Cancer is called recurrent when it come backs after treatment. Recurrence can be local (in or near the same place it started) or distant (spread to organs like the lungs or bone). Persistent tumors are those that never went away completely after treatment. Advanced epithelial ovarian cancer often comes back months or years after the initial treatment.
Sometimes, more surgery is recommended. Most patients with recurrent or persistent ovarian cancer are treated with some form of chemo. Which chemo drugs are used depends on what was used the first time and how well it worked (how long the cancer stayed away). The longer it takes for the cancer to come back after treatment, the better the chance that additional chemo will work. If it has been at least 6 months since any chemo, the patient may be treated with carboplatin and paclitaxel (even if these drugs were given before). Giving carboplatin with another drug is also an option.
If the cancer comes back in less than 6 months (or if it never went away at all), different chemo drugs usually will be tried. The targeted drug bevacizumab (Avastin) may be given with chemo. For women with mutations in the BRCA1 or BRCA2 genes, olaparib (Lynparza) may be an option at some point. Some women may receive several different chemo regimens over several years. Many chemo drugs can be used to treat ovarian cancer (see the section about chemotherapy). In addition, some patients benefit from hormonal treatment with drugs like anastrozole, letrozole, or tamoxifen. Someone who didn't initially receive chemo can be treated with the same drugs that are used for newly diagnosed cancer − usually carboplatin and paclitaxel.
A clinical trial for new treatments might provide important advantages for women with recurrent or persistent ovarian cancer. Ask your cancer care team for information about suitable clinical trials for your type of cancer.

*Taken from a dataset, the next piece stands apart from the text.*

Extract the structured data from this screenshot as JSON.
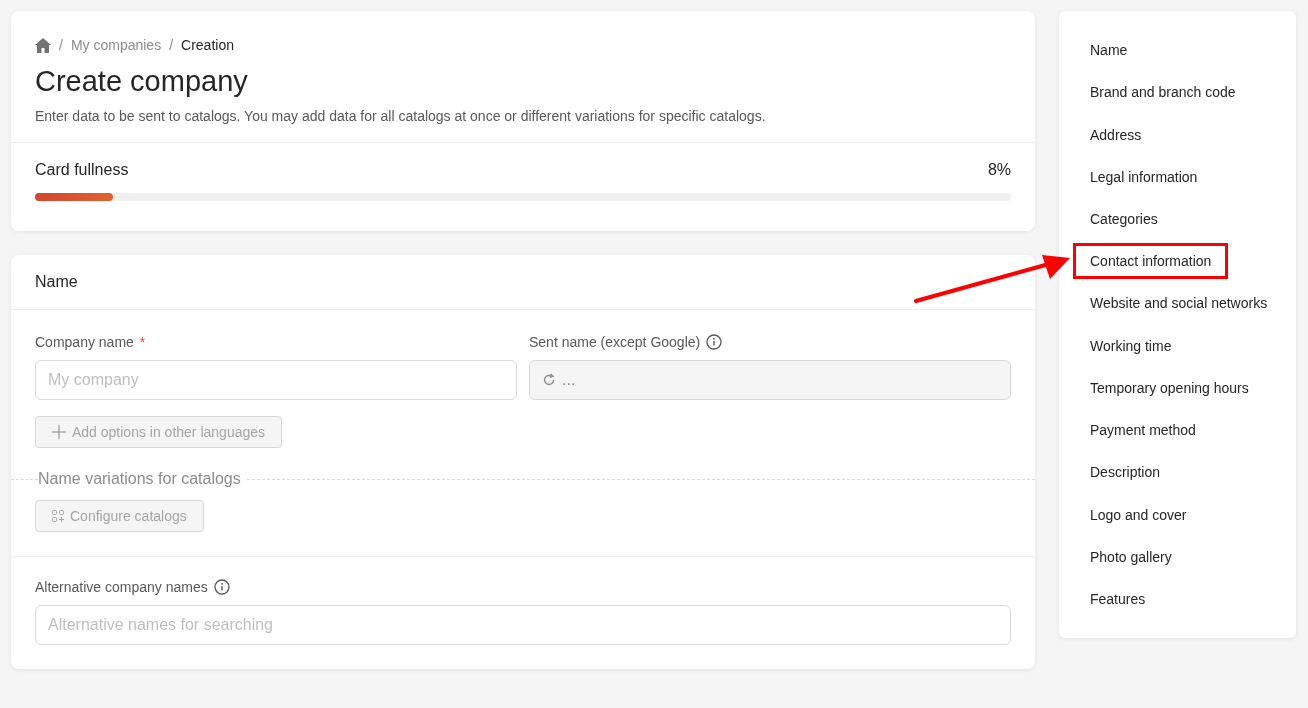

High-dose chemotherapy with stem cell rescue (sometimes known as stem cell transplant) has been used for women with recurrent or persistent ovarian cancer. This treatment has very serious side effects, however, and has not been proven to help patients live longer. It is best done as part of a clinical trial that is studying improvements to this procedure. More information about stem cell transplants is available on our website, or you can call 1-800-227-2345 for our document Stem Cell Transplant (Peripheral Blood, Bone Marrow, and Cord Blood Transplants.
Palliative treatments: Women with ovarian cancer can have a buildup of fluid in the abdomen. This is called ascites. It can be very uncomfortable but can be treated with a procedure called paracentesis. After the skin is numbed, a needle is used to withdraw the fluid, often several quarts, into a bottle. Often, ultrasound is used to guide the needle. Often the fluid builds up again, and this procedure needs to be repeated. Sometimes a catheter (a thin flexible tube) is placed into the abdomen and left there so that fluid can be removed as often as is needed without using a needle. Another option is to inject chemo directly into the abdomen to slow the buildup of fluid. Treatment with bevacizumab (Avastin) may also help slow fluid buildup. These treatments can relieve symptoms for some patients and, rarely, might extend life. Often, however, their effects are temporary, and the cancer returns or persists.
Ovarian cancer can also block the intestinal tract. This is called obstruction, and can cause abdominal pain, nausea, and vomiting. Dealing with an intestinal blockage can be difficult. Often, the cancer has grown so much in the abdomen that surgery to unblock the intestine doesn't work. To help make the patient comfortable, doctors may place a tube through the skin and into the stomach to allow the stomach juices to drain, so that the digestive tract isn’t completely blocked. This can help with pain, nausea, and vomiting.
Sometimes a stent (a stiff tube) can be put into the large intestine to relieve a blockage. Since this option has a high risk of complications, you should discuss the risks and benefits with your doctor first.
In some patients, surgery can be done to relieve intestinal obstruction. This is often only offered to patients who are well enough to get additional treatments (like chemo) after surgery.
Last Medical Review: 08/05/2014
Last Revised: 03/12/2015